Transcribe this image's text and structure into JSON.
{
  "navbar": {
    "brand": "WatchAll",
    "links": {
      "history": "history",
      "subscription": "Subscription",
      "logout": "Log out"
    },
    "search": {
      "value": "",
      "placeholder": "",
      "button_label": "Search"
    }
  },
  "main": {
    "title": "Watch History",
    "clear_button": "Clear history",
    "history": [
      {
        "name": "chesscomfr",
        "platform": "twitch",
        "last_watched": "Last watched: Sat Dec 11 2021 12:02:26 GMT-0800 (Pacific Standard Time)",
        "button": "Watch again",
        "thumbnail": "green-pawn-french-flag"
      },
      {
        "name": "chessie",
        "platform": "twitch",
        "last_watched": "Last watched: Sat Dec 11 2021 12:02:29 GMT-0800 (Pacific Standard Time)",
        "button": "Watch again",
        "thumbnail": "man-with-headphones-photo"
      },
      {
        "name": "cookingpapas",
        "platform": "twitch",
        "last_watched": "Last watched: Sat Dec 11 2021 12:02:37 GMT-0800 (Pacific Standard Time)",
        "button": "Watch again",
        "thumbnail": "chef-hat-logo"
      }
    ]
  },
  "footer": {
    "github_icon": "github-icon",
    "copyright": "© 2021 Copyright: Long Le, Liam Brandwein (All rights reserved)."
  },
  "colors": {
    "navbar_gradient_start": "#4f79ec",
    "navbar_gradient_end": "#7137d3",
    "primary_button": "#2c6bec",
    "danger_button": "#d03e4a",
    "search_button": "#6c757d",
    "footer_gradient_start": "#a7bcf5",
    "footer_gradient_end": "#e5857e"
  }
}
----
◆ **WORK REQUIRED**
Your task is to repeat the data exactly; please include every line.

◆ **PROBLEM SOLUTION**
Transcribe this image's text and structure into JSON.
{
  "navbar": {
    "brand": "WatchAll",
    "links": {
      "history": "history",
      "subscription": "Subscription",
      "logout": "Log out"
    },
    "search": {
      "value": "",
      "placeholder": "",
      "button_label": "Search"
    }
  },
  "main": {
    "title": "Watch History",
    "clear_button": "Clear history",
    "history": [
      {
        "name": "chesscomfr",
        "platform": "twitch",
        "last_watched": "Last watched: Sat Dec 11 2021 12:02:26 GMT-0800 (Pacific Standard Time)",
        "button": "Watch again",
        "thumbnail": "green-pawn-french-flag"
      },
      {
        "name": "chessie",
        "platform": "twitch",
        "last_watched": "Last watched: Sat Dec 11 2021 12:02:29 GMT-0800 (Pacific Standard Time)",
        "button": "Watch again",
        "thumbnail": "man-with-headphones-photo"
      },
      {
        "name": "cookingpapas",
        "platform": "twitch",
        "last_watched": "Last watched: Sat Dec 11 2021 12:02:37 GMT-0800 (Pacific Standard Time)",
        "button": "Watch again",
        "thumbnail": "chef-hat-logo"
      }
    ]
  },
  "footer": {
    "github_icon": "github-icon",
    "copyright": "© 2021 Copyright: Long Le, Liam Brandwein (All rights reserved)."
  },
  "colors": {
    "navbar_gradient_start": "#4f79ec",
    "navbar_gradient_end": "#7137d3",
    "primary_button": "#2c6bec",
    "danger_button": "#d03e4a",
    "search_button": "#6c757d",
    "footer_gradient_start": "#a7bcf5",
    "footer_gradient_end": "#e5857e"
  }
}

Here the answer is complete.